Your primary concern when accepting credit cards should be to ensure that the card presented for payment is valid and the customer is its authorized user. This is more easily done in face-to-face transactions where, if in doubt, you can simply ask your customer for her driver’s license to make sure that she really is who she claims to be. This is the reason brick-and-mortar businesses typically suffer from much lower fraud rates than their counterparts accepting payments online or over the phone.
This is also the reason the credit card companies have designed various tools and services specifically for validating card and cardholder information in non-face-to-face types of transactions. One of these tools is Visa’s Card Verification Value 2 (CVV2), which I will review in this post.
What Is CVV2?
Card Verification Value 2 (CVV2) is a three-digit security code imprinted on the signature panel, or in a white box immediately to the right of it, on the back of all valid Visa cards to help verify that a customer is in possession of a genuine card at the time an order is placed.
How to Use CVV2?
When processing a card-not-present Visa payment, you should:
- Ask your customers for the last three numbers on or to the right of the signature panel on the back of their cards. Avoid asking for the “CVV2” number, as the customer may not know what it refers to.
- If your customer provides the CVV2 code, send this information, along with all other transaction data (that is 16-digit account number, card expiration date, cardholder name and address, etc.) for authorization approval.

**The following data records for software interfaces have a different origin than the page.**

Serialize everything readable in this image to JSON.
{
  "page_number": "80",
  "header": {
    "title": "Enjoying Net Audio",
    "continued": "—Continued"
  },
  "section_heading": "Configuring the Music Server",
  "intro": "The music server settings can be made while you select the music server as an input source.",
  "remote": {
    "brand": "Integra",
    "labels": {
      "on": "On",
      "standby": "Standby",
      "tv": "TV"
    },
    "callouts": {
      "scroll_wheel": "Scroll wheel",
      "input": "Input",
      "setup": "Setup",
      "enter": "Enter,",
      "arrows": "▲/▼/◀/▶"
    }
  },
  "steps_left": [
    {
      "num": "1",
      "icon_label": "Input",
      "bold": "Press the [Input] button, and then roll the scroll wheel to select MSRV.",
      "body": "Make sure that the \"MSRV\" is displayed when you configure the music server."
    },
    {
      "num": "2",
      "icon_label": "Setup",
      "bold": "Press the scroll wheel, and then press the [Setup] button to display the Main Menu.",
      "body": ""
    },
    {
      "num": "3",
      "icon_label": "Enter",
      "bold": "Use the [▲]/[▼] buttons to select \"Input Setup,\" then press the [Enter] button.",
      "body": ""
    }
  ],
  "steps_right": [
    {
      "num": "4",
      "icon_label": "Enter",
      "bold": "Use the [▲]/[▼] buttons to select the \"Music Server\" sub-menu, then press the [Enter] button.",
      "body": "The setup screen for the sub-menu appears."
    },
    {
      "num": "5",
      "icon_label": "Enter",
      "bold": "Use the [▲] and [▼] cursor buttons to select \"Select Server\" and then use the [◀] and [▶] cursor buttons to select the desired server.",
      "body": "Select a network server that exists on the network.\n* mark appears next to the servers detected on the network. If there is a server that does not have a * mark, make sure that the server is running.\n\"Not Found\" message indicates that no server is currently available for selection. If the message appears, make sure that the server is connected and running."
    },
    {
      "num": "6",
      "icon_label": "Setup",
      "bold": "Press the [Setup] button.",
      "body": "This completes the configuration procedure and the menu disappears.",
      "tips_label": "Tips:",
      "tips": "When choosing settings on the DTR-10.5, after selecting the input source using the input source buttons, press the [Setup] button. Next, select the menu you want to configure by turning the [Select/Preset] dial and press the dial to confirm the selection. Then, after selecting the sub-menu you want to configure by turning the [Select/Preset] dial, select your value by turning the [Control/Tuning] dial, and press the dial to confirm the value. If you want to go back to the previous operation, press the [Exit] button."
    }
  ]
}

- Additionally, include one of the following CVV2 indicators, whether or not you are including a CVV2 code in your authorization request:
CVV2 Presence in Authorization Request
You have not included CVV2
You have included CVV2
Customer has stated CVV2 is illegible
Customer has stated CVV2 is not on the card
- After obtaining an authorization approval, examine the CVV2 response code and take action based on all transaction characteristics.
Response Code Recommended Action M — Match Proceed with the transaction (provided no other transaction characteristics raise suspicions). N — No Match* This response code should be seen as a sign of possible fraud. Hold the order for further verification and examine all other potentially suspicious transaction characteristics. P — Not Processed This response indicates a technical problem or the request did not provide all the information needed to validate the CVV2 code. Resubmit your authorization request. S — CVV2 should be on the card Follow up with your customer and make sure that she checked the correct location for CVV2 (see above). U — The issuer does not participate in CVV2 Examine all available information and decide whether to complete the transaction or investigate further.
*If the authorization request is approved, but the CVV2 response is a “No Match,” the merchant is protected against fraud chargebacks.
Do Not Store CVV2
Visa prohibits the storage of CVV2 codes as a part of the order information or customer account data. The security code can only be used during the authorization process and removed from any files or storage devices once a response is received. MasterCard, Discover and American Express also prohibit the storage of their security codes.
Image credit: Readwrite.com.